- Work instructions
The answer must consist of every line below that holds the word "eiusmod".

########

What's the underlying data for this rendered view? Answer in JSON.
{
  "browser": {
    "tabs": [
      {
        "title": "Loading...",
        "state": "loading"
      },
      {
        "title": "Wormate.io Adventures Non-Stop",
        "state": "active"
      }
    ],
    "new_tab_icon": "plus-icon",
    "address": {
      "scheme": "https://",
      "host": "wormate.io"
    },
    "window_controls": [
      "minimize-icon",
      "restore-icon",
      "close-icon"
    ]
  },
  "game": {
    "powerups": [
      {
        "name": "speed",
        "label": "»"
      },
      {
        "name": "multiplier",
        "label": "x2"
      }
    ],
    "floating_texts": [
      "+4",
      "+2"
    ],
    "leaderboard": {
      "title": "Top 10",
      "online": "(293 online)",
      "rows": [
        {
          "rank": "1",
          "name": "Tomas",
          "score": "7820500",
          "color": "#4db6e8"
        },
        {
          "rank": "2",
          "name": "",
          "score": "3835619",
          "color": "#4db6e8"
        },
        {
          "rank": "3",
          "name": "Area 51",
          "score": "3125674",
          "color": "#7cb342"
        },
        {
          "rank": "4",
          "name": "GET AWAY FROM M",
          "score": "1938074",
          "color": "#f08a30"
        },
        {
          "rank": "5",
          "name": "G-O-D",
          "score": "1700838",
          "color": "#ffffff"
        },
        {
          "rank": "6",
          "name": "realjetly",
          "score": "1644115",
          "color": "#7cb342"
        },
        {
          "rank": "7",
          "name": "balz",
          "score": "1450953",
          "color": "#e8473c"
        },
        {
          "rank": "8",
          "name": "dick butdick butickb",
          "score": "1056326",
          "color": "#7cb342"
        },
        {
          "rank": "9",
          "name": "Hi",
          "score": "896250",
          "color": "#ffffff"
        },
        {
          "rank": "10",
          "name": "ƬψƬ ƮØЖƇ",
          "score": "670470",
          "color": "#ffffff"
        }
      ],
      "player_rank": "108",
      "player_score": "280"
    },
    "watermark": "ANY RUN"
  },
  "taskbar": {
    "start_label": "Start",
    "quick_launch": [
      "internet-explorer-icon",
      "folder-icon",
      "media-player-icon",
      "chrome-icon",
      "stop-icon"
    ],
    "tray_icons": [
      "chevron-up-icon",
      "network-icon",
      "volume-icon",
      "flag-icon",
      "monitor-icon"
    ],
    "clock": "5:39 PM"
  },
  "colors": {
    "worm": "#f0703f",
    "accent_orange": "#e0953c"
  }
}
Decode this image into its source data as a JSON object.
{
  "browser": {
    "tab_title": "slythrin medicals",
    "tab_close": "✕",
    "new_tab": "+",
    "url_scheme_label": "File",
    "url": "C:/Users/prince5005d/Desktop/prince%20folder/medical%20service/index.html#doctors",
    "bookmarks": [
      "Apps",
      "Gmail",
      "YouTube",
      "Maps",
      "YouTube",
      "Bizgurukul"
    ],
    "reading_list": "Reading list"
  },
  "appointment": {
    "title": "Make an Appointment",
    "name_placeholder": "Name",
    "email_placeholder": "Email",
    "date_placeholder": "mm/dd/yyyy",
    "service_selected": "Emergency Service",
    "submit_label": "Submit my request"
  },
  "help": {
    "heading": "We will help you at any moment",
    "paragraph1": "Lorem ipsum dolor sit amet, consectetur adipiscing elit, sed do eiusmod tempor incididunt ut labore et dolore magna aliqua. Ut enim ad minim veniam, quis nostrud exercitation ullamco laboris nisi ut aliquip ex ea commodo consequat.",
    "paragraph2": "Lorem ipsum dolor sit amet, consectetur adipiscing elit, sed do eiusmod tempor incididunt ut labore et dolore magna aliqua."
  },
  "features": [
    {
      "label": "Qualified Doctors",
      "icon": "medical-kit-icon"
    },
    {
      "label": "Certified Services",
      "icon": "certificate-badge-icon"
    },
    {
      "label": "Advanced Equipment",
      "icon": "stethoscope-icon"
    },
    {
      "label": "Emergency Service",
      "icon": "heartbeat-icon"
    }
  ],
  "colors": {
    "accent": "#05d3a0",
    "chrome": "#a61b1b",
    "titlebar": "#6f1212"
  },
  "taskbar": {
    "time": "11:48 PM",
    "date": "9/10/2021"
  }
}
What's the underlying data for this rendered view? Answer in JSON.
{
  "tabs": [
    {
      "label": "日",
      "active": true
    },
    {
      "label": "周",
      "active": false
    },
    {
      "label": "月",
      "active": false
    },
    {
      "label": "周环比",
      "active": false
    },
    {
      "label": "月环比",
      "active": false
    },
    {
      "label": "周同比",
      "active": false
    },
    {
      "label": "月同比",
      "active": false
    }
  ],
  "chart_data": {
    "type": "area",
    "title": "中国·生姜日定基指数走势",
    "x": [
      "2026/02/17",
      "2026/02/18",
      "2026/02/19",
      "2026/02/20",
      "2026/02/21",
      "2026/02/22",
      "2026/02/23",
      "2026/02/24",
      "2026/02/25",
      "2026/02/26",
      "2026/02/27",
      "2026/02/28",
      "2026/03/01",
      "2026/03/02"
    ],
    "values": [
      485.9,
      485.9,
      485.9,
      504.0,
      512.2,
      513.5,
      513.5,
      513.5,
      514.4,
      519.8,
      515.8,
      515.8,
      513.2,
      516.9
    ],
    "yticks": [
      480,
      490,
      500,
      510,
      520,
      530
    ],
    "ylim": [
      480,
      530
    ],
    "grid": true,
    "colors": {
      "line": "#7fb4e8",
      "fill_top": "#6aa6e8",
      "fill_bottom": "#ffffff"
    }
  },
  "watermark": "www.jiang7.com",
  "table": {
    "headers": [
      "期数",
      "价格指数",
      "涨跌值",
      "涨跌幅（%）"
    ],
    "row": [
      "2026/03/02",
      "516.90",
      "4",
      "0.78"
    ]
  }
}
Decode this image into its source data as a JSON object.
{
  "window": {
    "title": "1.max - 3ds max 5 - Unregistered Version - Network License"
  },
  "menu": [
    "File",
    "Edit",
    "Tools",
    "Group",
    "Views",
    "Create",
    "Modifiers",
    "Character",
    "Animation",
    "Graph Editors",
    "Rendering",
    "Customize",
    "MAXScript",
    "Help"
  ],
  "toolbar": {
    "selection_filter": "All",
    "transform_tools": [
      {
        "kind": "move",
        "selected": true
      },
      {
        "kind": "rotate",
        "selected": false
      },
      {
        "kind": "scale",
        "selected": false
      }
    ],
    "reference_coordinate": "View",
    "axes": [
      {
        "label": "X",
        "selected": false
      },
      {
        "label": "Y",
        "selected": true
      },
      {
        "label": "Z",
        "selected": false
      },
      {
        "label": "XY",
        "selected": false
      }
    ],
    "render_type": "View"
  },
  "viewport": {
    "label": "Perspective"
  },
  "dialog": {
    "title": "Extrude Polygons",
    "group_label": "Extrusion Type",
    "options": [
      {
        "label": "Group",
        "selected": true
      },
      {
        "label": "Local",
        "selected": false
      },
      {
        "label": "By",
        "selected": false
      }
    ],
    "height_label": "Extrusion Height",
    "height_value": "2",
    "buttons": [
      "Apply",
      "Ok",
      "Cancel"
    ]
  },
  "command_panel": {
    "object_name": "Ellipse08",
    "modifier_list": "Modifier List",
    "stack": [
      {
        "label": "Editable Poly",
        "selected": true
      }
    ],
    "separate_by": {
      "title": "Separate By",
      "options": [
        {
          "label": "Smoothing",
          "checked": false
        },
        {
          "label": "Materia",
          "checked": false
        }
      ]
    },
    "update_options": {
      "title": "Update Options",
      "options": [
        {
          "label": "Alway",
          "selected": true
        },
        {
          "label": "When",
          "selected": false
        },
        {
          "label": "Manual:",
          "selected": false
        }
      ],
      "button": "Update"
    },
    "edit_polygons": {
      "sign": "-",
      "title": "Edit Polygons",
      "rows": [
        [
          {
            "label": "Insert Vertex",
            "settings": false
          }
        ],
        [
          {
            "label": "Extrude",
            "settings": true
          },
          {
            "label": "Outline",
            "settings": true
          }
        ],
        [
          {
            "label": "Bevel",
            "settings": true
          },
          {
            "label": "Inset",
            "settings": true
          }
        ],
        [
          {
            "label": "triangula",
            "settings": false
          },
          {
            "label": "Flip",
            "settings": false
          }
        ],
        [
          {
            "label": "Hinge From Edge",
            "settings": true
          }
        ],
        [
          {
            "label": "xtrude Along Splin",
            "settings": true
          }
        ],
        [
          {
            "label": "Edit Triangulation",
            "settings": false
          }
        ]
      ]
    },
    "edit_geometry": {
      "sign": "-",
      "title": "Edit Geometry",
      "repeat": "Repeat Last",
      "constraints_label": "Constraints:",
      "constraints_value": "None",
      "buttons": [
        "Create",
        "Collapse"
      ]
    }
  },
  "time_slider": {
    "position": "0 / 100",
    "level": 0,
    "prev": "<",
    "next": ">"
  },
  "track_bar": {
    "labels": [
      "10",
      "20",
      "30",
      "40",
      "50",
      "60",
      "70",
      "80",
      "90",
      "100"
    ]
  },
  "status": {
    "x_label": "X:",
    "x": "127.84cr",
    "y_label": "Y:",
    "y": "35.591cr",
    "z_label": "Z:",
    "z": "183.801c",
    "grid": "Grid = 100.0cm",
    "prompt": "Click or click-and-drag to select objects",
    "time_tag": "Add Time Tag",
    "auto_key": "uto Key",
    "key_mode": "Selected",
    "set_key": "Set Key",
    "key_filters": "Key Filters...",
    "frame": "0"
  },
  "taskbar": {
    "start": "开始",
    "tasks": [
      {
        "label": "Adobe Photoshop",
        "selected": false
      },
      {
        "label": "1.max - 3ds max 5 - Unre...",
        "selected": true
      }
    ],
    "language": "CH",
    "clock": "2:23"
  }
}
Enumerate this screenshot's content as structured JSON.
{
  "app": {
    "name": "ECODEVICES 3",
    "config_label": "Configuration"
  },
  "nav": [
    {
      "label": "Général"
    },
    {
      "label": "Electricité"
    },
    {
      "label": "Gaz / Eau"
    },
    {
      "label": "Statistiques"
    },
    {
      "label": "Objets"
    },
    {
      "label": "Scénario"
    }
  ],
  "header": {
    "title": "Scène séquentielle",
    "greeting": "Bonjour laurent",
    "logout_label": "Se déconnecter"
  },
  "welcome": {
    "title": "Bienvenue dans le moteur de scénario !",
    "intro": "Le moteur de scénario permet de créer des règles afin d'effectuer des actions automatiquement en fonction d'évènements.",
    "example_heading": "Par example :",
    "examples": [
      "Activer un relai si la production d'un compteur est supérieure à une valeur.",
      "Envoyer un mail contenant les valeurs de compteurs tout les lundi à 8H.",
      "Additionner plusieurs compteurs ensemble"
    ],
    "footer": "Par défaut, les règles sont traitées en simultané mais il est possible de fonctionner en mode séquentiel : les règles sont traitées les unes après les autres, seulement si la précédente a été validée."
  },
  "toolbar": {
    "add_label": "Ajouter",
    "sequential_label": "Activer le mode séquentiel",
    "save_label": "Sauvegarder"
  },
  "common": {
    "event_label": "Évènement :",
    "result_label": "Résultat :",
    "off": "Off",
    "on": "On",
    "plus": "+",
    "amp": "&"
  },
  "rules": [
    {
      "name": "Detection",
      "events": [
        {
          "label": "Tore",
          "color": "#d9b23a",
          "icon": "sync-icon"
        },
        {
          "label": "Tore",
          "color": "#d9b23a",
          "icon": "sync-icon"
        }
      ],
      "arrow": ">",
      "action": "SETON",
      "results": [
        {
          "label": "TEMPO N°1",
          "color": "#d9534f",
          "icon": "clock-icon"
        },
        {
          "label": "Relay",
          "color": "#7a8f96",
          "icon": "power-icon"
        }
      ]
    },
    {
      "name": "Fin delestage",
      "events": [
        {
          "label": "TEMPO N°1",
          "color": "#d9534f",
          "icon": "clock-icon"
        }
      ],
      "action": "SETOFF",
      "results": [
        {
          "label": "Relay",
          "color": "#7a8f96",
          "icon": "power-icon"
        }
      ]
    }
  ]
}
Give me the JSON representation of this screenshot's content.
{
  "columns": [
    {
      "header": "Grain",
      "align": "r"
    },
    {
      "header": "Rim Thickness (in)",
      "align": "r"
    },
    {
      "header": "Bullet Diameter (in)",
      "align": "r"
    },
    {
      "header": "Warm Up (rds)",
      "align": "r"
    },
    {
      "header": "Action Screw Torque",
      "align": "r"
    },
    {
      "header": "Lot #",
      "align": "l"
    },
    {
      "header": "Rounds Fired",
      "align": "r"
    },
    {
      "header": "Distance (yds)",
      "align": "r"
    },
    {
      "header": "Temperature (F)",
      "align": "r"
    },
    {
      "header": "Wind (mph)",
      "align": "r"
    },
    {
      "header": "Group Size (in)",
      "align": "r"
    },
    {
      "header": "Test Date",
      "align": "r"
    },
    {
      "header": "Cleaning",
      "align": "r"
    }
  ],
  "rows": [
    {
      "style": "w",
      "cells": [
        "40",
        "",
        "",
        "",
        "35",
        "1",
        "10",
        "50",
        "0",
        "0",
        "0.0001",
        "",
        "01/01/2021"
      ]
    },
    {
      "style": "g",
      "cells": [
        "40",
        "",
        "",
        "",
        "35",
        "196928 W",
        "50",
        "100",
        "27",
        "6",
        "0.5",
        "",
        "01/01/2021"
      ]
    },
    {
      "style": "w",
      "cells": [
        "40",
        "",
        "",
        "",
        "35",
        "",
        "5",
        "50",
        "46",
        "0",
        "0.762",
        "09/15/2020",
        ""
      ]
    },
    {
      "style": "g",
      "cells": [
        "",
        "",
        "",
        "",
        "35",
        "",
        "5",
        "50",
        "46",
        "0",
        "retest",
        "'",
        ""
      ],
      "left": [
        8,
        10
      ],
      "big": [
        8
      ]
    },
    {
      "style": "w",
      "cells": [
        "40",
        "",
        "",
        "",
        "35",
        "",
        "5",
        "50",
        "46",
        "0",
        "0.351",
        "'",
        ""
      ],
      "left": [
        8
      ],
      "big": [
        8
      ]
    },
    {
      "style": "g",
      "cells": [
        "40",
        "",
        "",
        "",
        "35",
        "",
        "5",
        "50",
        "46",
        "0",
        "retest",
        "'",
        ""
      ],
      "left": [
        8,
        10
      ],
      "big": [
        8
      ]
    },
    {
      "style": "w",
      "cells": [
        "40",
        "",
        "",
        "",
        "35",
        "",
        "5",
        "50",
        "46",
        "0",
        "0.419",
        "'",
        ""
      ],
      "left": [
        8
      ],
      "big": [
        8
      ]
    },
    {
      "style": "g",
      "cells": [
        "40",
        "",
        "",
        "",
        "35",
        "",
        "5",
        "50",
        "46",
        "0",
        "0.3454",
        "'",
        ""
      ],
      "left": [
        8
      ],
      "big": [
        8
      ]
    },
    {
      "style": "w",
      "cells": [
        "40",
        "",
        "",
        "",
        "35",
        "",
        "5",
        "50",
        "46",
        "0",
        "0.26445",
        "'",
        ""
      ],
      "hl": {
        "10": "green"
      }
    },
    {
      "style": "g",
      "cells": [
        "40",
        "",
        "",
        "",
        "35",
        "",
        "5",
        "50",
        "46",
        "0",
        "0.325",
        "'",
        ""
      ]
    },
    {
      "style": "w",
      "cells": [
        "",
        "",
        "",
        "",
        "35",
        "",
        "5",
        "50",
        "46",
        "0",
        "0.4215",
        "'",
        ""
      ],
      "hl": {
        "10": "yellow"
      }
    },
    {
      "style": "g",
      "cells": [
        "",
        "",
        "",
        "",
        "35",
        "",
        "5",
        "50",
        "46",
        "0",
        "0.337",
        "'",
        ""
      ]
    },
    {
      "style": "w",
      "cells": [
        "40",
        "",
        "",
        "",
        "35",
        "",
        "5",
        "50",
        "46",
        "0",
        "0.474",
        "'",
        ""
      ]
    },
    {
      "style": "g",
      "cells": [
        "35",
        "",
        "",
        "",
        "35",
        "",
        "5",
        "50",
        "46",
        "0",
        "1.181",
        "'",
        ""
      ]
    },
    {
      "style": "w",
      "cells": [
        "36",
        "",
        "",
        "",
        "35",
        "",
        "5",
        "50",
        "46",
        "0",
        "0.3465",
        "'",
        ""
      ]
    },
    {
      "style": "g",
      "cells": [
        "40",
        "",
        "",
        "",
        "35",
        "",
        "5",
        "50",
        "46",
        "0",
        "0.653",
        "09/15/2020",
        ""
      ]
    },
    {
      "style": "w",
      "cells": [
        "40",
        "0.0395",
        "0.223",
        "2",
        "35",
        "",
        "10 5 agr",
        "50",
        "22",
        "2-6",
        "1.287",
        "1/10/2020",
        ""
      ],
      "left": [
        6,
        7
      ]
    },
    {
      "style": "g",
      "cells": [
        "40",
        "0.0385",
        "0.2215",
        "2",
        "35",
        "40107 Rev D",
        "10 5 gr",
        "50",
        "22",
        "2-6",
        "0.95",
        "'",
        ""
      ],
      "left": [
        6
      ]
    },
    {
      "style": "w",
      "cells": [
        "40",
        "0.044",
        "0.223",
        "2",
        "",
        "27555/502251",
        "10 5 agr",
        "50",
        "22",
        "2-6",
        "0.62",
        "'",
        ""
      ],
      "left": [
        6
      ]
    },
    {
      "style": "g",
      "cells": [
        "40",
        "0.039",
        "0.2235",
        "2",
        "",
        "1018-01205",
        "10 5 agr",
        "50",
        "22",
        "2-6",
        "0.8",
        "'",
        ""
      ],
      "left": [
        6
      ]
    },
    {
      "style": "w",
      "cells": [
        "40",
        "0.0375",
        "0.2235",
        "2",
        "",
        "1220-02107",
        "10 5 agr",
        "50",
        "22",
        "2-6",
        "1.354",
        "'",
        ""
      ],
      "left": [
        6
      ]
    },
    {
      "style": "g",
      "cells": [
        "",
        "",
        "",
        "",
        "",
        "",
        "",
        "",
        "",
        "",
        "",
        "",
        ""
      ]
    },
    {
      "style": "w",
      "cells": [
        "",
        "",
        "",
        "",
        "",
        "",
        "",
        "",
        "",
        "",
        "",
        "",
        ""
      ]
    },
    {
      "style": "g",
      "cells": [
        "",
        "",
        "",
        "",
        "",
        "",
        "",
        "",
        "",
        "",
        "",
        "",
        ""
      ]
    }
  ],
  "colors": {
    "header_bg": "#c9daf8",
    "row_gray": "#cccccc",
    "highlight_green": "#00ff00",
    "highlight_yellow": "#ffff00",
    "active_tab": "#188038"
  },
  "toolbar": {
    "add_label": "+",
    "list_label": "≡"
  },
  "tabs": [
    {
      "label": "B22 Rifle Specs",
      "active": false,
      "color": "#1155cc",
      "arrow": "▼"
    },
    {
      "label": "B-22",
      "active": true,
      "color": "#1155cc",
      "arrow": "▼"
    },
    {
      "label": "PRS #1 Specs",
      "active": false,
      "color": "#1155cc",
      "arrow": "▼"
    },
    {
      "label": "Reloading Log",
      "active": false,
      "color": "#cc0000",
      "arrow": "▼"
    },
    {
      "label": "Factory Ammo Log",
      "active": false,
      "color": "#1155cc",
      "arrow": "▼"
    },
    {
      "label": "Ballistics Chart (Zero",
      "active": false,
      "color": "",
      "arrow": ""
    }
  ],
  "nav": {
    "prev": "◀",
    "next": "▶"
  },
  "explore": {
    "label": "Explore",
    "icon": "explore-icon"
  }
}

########

- Response to the exercise
    "paragraph1": "Lorem ipsum dolor sit amet, consectetur adipiscing elit, sed do eiusmod tempor incididunt ut labore et dolore magna aliqua. Ut enim ad minim veniam, quis nostrud exercitation ullamco laboris nisi ut aliquip ex ea commodo consequat.",
    "paragraph2": "Lorem ipsum dolor sit amet, consectetur adipiscing elit, sed do eiusmod tempor incididunt ut labore et dolore magna aliqua."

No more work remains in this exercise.